My uncle, Captain Harry Pilling, worked for Beverley-Barnes during the period of the Company’s existence. I am not sure of his actual position in the Company, but it was either Sales Director or Sales Manager. This was evident from the foreign stamps he sent me. (I must have been 12 or 13 at the time and these came from Persia, Romania, Bulgaria, Albania and what is now Yugoslavia. I wonder how many of your readers have stamps from Bosnia and Herzegovinia, or even known where they are!) Obviously I would say a drive to sell to the reigning Monarchy of the time. During 1920/1930 I lived in the North of England and my uncle visited us, driving up from London in a white straight-8 tourer, virtually identical to the one shown in your photograph. In fact the gentleman shown at the wheel looks very much like my uncle. As far as I recall, the car I saw had a separate windscreen for the rear passengers, with a built-in waterproof cover for further protection. Over the years memories fade but I also recall that the radiator badge was not as shown in your article, but an intertwined B-B similar to the R-R of Rolls-Royce. It was this badge and the overall similarity of the radiator to Rolls-Royce that led, I believe, to Rolls-Royce taking legal action against Beyerley-Barnes. Rolls-Royce won the case and it was the consequences of this case that crippled Beverley-Barnes financially and put them out of business. [Is this a fact? —Ed.]
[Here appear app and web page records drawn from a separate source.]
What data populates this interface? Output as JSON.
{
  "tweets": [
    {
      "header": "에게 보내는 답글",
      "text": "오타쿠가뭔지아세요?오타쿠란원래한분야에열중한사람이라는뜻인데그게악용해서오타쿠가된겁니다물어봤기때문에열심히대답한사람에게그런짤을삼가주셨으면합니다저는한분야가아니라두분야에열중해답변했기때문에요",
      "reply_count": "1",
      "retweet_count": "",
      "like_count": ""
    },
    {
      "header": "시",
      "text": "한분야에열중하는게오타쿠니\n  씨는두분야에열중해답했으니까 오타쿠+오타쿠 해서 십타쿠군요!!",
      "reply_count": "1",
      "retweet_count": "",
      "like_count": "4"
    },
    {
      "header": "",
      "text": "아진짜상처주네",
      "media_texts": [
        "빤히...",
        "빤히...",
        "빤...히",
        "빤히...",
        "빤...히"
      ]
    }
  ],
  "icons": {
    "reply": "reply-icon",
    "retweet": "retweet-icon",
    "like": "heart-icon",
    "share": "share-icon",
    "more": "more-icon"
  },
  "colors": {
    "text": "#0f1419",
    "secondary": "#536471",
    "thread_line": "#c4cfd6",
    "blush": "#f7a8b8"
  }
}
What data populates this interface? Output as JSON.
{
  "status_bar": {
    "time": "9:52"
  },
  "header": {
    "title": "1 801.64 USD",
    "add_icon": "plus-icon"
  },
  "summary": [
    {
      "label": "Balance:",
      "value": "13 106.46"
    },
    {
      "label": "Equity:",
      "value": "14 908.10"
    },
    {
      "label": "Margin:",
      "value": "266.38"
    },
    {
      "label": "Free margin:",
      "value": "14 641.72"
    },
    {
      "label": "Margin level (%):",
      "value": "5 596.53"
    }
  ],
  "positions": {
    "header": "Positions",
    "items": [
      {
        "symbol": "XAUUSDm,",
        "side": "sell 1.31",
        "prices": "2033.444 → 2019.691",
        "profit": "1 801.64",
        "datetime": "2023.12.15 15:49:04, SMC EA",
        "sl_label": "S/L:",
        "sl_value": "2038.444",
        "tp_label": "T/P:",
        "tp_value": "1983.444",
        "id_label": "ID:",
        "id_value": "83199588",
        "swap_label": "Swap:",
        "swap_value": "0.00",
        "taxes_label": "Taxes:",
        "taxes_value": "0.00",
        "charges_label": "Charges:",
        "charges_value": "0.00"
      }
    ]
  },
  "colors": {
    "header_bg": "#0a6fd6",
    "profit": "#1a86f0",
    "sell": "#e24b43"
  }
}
All this was 50 years ago and I have nothing to substantiate the foregoing. As a small boy, this beautiful large, white tourer was really out of this world!

Pangbourne G. N. PETTY